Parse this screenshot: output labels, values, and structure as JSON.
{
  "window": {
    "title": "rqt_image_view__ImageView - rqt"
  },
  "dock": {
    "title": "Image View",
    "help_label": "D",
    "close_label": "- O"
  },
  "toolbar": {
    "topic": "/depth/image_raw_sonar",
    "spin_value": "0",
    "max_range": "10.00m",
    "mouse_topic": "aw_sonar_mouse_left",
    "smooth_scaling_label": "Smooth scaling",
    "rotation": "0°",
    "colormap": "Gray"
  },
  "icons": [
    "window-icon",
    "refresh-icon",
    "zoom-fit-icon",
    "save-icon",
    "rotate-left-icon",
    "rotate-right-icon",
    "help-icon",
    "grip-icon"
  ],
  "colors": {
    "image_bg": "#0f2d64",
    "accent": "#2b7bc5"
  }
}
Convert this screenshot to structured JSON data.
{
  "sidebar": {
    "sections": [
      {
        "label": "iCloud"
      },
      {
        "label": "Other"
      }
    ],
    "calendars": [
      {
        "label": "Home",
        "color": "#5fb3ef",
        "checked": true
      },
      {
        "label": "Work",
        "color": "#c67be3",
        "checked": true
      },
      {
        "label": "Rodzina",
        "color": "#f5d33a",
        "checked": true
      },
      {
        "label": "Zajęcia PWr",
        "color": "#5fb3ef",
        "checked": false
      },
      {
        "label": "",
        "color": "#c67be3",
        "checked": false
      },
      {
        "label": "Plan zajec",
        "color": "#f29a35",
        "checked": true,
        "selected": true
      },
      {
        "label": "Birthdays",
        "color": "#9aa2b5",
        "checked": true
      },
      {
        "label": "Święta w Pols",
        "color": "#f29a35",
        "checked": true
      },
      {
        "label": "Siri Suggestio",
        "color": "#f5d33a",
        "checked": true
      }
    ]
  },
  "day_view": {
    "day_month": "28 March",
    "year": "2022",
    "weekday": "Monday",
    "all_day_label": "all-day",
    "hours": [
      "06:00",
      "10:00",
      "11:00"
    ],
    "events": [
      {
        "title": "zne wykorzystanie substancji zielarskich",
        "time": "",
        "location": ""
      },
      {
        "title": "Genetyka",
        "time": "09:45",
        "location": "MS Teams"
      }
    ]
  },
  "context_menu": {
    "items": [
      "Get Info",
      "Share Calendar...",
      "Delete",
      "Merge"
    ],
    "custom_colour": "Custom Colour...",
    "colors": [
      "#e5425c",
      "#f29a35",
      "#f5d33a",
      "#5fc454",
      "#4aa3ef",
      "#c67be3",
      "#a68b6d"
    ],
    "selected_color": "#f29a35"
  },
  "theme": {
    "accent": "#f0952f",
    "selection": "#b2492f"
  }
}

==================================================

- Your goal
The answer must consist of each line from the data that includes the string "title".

- Response
    "title": "rqt_image_view__ImageView - rqt"
    "title": "Image View",
        "title": "zne wykorzystanie substancji zielarskich",
        "title": "Genetyka",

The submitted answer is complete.